-- EXERCISE OBJECTIVE --
Work through the entries below line by line and give the number of lines with the string "likes", nothing else.

-- SUPPLIED MATERIAL --

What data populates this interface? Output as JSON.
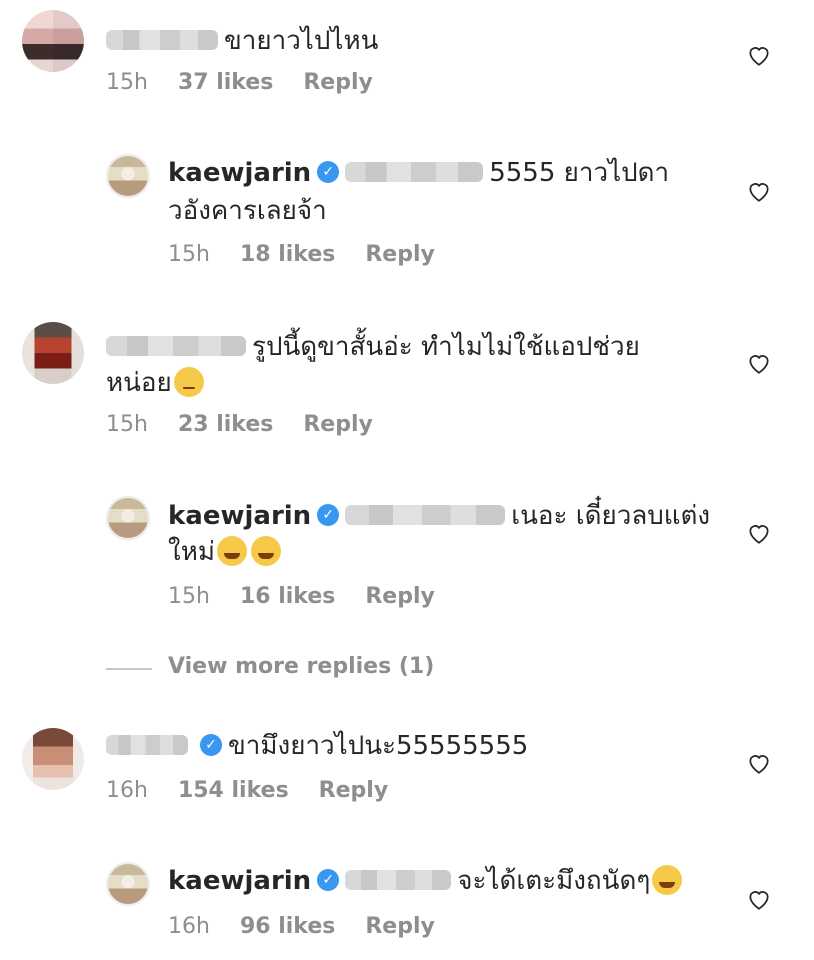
{
  "comments": [
    {
      "text": "ขายาวไปไหน",
      "time": "15h",
      "likes": "37 likes",
      "reply_label": "Reply",
      "icon": "heart-outline"
    },
    {
      "username": "kaewjarin",
      "text_line1": "5555 ยาวไปดา",
      "text_line2": "วอังคารเลยจ้า",
      "time": "15h",
      "likes": "18 likes",
      "reply_label": "Reply",
      "icon": "heart-outline"
    },
    {
      "text_line1": "รูปนี้ดูขาสั้นอ่ะ ทำไมไม่ใช้แอปช่วย",
      "text_line2": "หน่อย",
      "time": "15h",
      "likes": "23 likes",
      "reply_label": "Reply",
      "icon": "heart-outline"
    },
    {
      "username": "kaewjarin",
      "text_line1": "เนอะ เดี๋ยวลบแต่ง",
      "text_line2": "ใหม่",
      "time": "15h",
      "likes": "16 likes",
      "reply_label": "Reply",
      "icon": "heart-outline"
    },
    {
      "text": "ขามึงยาวไปนะ55555555",
      "time": "16h",
      "likes": "154 likes",
      "reply_label": "Reply",
      "icon": "heart-outline"
    },
    {
      "username": "kaewjarin",
      "text": "จะได้เตะมึงถนัดๆ",
      "time": "16h",
      "likes": "96 likes",
      "reply_label": "Reply",
      "icon": "heart-outline"
    }
  ],
  "view_more": "View more replies (1)",
  "colors": {
    "text": "#262626",
    "meta": "#8e8e8e",
    "verified": "#3897f0"
  }
}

-- EXERCISE SOLUTION --
6